ENTRIES SUPPLIED:
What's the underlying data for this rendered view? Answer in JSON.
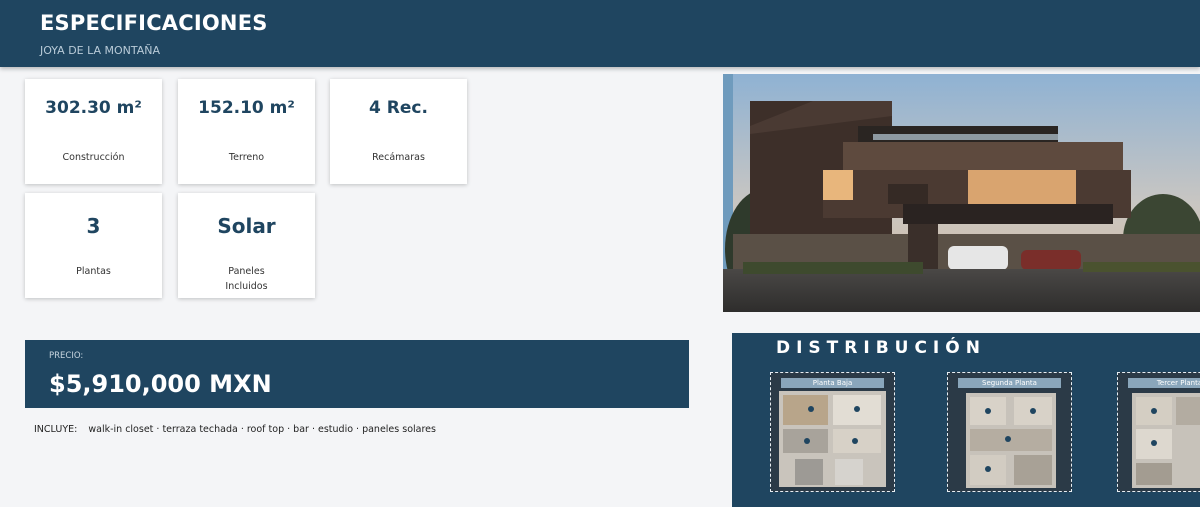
{
  "header": {
    "title": "ESPECIFICACIONES",
    "subtitle": "JOYA DE LA MONTAÑA"
  },
  "specs": [
    {
      "value": "302.30 m²",
      "label": "Construcción"
    },
    {
      "value": "152.10 m²",
      "label": "Terreno"
    },
    {
      "value": "4 Rec.",
      "label": "Recámaras"
    },
    {
      "value": "3",
      "label": "Plantas"
    },
    {
      "value": "Solar",
      "label": "Paneles Incluidos"
    }
  ],
  "price": {
    "label": "PRECIO:",
    "value": "$5,910,000 MXN"
  },
  "includes": {
    "lead": "INCLUYE:",
    "items": "walk-in closet · terraza techada · roof top · bar · estudio · paneles solares"
  },
  "distribution": {
    "title": "DISTRIBUCIÓN",
    "plans": [
      "Planta Baja",
      "Segunda Planta",
      "Tercer Planta"
    ]
  },
  "colors": {
    "primary": "#1f4560",
    "background": "#f4f5f7",
    "card": "#ffffff"
  }
}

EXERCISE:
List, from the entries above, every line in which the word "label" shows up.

EXERCISE OUTPUT:
      "label": "Construcción"
      "label": "Terreno"
      "label": "Recámaras"
      "label": "Plantas"
      "label": "Paneles Incluidos"
    "label": "PRECIO:",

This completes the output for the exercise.